We’ve run a few good recipes for Maine potato donuts over the years, but this particular one was inspired by a very old Yankee story, circa 1937, which was just three years after the magazine was founded. Called “Aroostook’s Hundred Recipes,” the article does, indeed, offer a full hundred dishes from Pearl Ashby Tibbetts, whose byline reads, “Mrs. Tibbetts is the busy wife of a very busy country doctor in Bethel, Maine.”
Among Tibbetts’s recipes are such gems as Puff Balls, Fried Shoestrings, Maine Chowder and Potato & Peanut Loaf. But among them, Potato Donuts stood out to me today. Maybe it’s the weather.
The original recipe reads:

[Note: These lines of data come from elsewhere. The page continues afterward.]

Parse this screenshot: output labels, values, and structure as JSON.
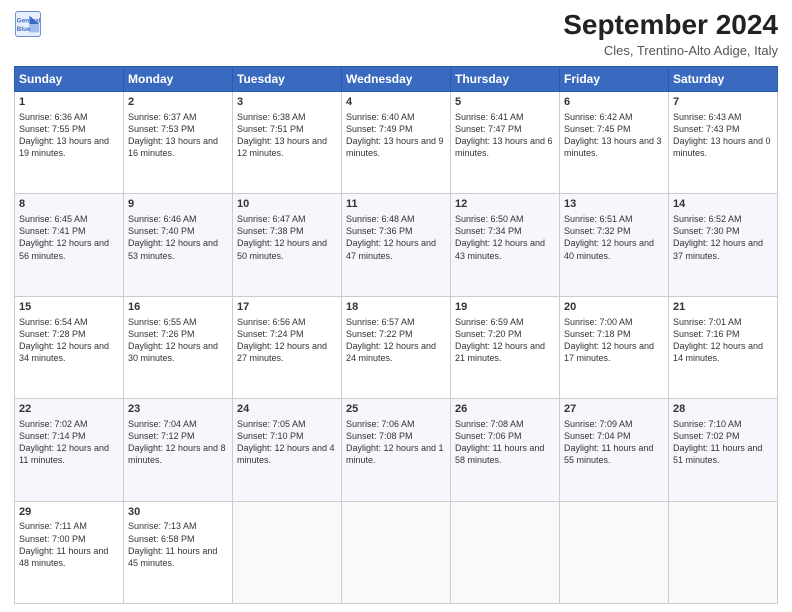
{
  "logo": {
    "line1": "General",
    "line2": "Blue"
  },
  "header": {
    "month": "September 2024",
    "location": "Cles, Trentino-Alto Adige, Italy"
  },
  "days": [
    "Sunday",
    "Monday",
    "Tuesday",
    "Wednesday",
    "Thursday",
    "Friday",
    "Saturday"
  ],
  "weeks": [
    [
      {
        "day": "1",
        "sunrise": "6:36 AM",
        "sunset": "7:55 PM",
        "daylight": "13 hours and 19 minutes."
      },
      {
        "day": "2",
        "sunrise": "6:37 AM",
        "sunset": "7:53 PM",
        "daylight": "13 hours and 16 minutes."
      },
      {
        "day": "3",
        "sunrise": "6:38 AM",
        "sunset": "7:51 PM",
        "daylight": "13 hours and 12 minutes."
      },
      {
        "day": "4",
        "sunrise": "6:40 AM",
        "sunset": "7:49 PM",
        "daylight": "13 hours and 9 minutes."
      },
      {
        "day": "5",
        "sunrise": "6:41 AM",
        "sunset": "7:47 PM",
        "daylight": "13 hours and 6 minutes."
      },
      {
        "day": "6",
        "sunrise": "6:42 AM",
        "sunset": "7:45 PM",
        "daylight": "13 hours and 3 minutes."
      },
      {
        "day": "7",
        "sunrise": "6:43 AM",
        "sunset": "7:43 PM",
        "daylight": "13 hours and 0 minutes."
      }
    ],
    [
      {
        "day": "8",
        "sunrise": "6:45 AM",
        "sunset": "7:41 PM",
        "daylight": "12 hours and 56 minutes."
      },
      {
        "day": "9",
        "sunrise": "6:46 AM",
        "sunset": "7:40 PM",
        "daylight": "12 hours and 53 minutes."
      },
      {
        "day": "10",
        "sunrise": "6:47 AM",
        "sunset": "7:38 PM",
        "daylight": "12 hours and 50 minutes."
      },
      {
        "day": "11",
        "sunrise": "6:48 AM",
        "sunset": "7:36 PM",
        "daylight": "12 hours and 47 minutes."
      },
      {
        "day": "12",
        "sunrise": "6:50 AM",
        "sunset": "7:34 PM",
        "daylight": "12 hours and 43 minutes."
      },
      {
        "day": "13",
        "sunrise": "6:51 AM",
        "sunset": "7:32 PM",
        "daylight": "12 hours and 40 minutes."
      },
      {
        "day": "14",
        "sunrise": "6:52 AM",
        "sunset": "7:30 PM",
        "daylight": "12 hours and 37 minutes."
      }
    ],
    [
      {
        "day": "15",
        "sunrise": "6:54 AM",
        "sunset": "7:28 PM",
        "daylight": "12 hours and 34 minutes."
      },
      {
        "day": "16",
        "sunrise": "6:55 AM",
        "sunset": "7:26 PM",
        "daylight": "12 hours and 30 minutes."
      },
      {
        "day": "17",
        "sunrise": "6:56 AM",
        "sunset": "7:24 PM",
        "daylight": "12 hours and 27 minutes."
      },
      {
        "day": "18",
        "sunrise": "6:57 AM",
        "sunset": "7:22 PM",
        "daylight": "12 hours and 24 minutes."
      },
      {
        "day": "19",
        "sunrise": "6:59 AM",
        "sunset": "7:20 PM",
        "daylight": "12 hours and 21 minutes."
      },
      {
        "day": "20",
        "sunrise": "7:00 AM",
        "sunset": "7:18 PM",
        "daylight": "12 hours and 17 minutes."
      },
      {
        "day": "21",
        "sunrise": "7:01 AM",
        "sunset": "7:16 PM",
        "daylight": "12 hours and 14 minutes."
      }
    ],
    [
      {
        "day": "22",
        "sunrise": "7:02 AM",
        "sunset": "7:14 PM",
        "daylight": "12 hours and 11 minutes."
      },
      {
        "day": "23",
        "sunrise": "7:04 AM",
        "sunset": "7:12 PM",
        "daylight": "12 hours and 8 minutes."
      },
      {
        "day": "24",
        "sunrise": "7:05 AM",
        "sunset": "7:10 PM",
        "daylight": "12 hours and 4 minutes."
      },
      {
        "day": "25",
        "sunrise": "7:06 AM",
        "sunset": "7:08 PM",
        "daylight": "12 hours and 1 minute."
      },
      {
        "day": "26",
        "sunrise": "7:08 AM",
        "sunset": "7:06 PM",
        "daylight": "11 hours and 58 minutes."
      },
      {
        "day": "27",
        "sunrise": "7:09 AM",
        "sunset": "7:04 PM",
        "daylight": "11 hours and 55 minutes."
      },
      {
        "day": "28",
        "sunrise": "7:10 AM",
        "sunset": "7:02 PM",
        "daylight": "11 hours and 51 minutes."
      }
    ],
    [
      {
        "day": "29",
        "sunrise": "7:11 AM",
        "sunset": "7:00 PM",
        "daylight": "11 hours and 48 minutes."
      },
      {
        "day": "30",
        "sunrise": "7:13 AM",
        "sunset": "6:58 PM",
        "daylight": "11 hours and 45 minutes."
      },
      null,
      null,
      null,
      null,
      null
    ]
  ]
}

Cream 2 tablespoons butter with 3/4 cup of sugar and one teaspoon soda. Add two well beaten eggs, 1/4 cup sour milk and one cup warm mashed potato, salt, nutmeg. About 1 1/2 cups of flour will make an easily handled dough. Not too stiff. Fry in deep fat.
I tried the recipe with contemporary ingredients and found the donuts passable, but gummy and heavy, lacking leavening and enough fat to make them tender. A few small changes later, they were good to go.
Maine Potato Donuts
Total time: 1 hour, 20 minutes
Hands-on time: 1 hour, 20 minutes
Makes: About 16 donuts
Notes: The drier your potatoes are, the lighter your donuts are apt to be. Therefore, I like baking or microwaving them, rather than boiling. I also like to run the spuds through a potato ricer, which gives them a fine and fluffy texture. However, if you happen to have some leftover mashed potatoes from yesterday’s dinner on hand, feel free to use them, as long as they’re not overly seasoned. As for your cooking fat, I find that melted vegetable shortening is best, producing a crisper crust.
3 tablespoons unsalted butter, softened
3/4 cup granulated sugar
1 large egg, at room temperature
1 1/2 teaspoons vanilla extract
1 cup lightly packed mashed russet or Yukon Gold potatoes (see Notes)
1/4 cup buttermilk, at room temperature
2 cups all-purpose flour, plus more for the counter
1 teaspoon baking powder
1 teaspoon baking soda
1/2 teaspoon table salt
1/2 teaspoon freshly grated nutmeg
Vegetable shortening or vegetable oil for frying (see Notes)
Cinnamon sugar, for dusting
In a large bowl, cream the butter and sugar with a standing or handheld mixer until fluffy, about 1 minute. Add the egg and vanilla and beat until glossy and pale yellow.
Add the potato and buttermilk and beat until smooth. Add the flour, baking powder, baking soda, salt and nutmeg and beat just until evenly mixed. Do not over-mix. The dough should now be fairly easy to handle, but still sticky.
Generously dust your counter with flour (the recipe is calibrated so that the dough can absorb this flour without getting dry). Turn the dough out onto the counter and flip to coat with flour.
Gently press the dough out with your hands to a 1/2-inch thickness and cut into rounds using a donut cutter or two biscuit cutters (a large and a small). Gather the scraps and gently press out again as needed to use up all the dough.
Fill a Dutch oven with oil or shortening to a depth of 2 1/2 inches. Set over medium heat and bring the temperature to 375° (check with a thermometer). Working in small batches, cook the donuts in the oil, turning once, until puffed and golden brown on both sides, 2 to 4 minutes per side. As you fry, you may need to reduce or increase the heat to maintain a reasonably steady temperature. Check it periodically with the thermometer.
Transfer the cooked donuts to paper towels to drain. If desired, toss them in cinnamon sugar when they are cool enough to handle. Serve warm or at room temperature.
Want to taste potato donuts without having to fry them yourself? Visit The Holy Donut in Portland Maine, where they make potato donuts in nearly 20 different flavors, from maple to mojito to chocolate sea salt.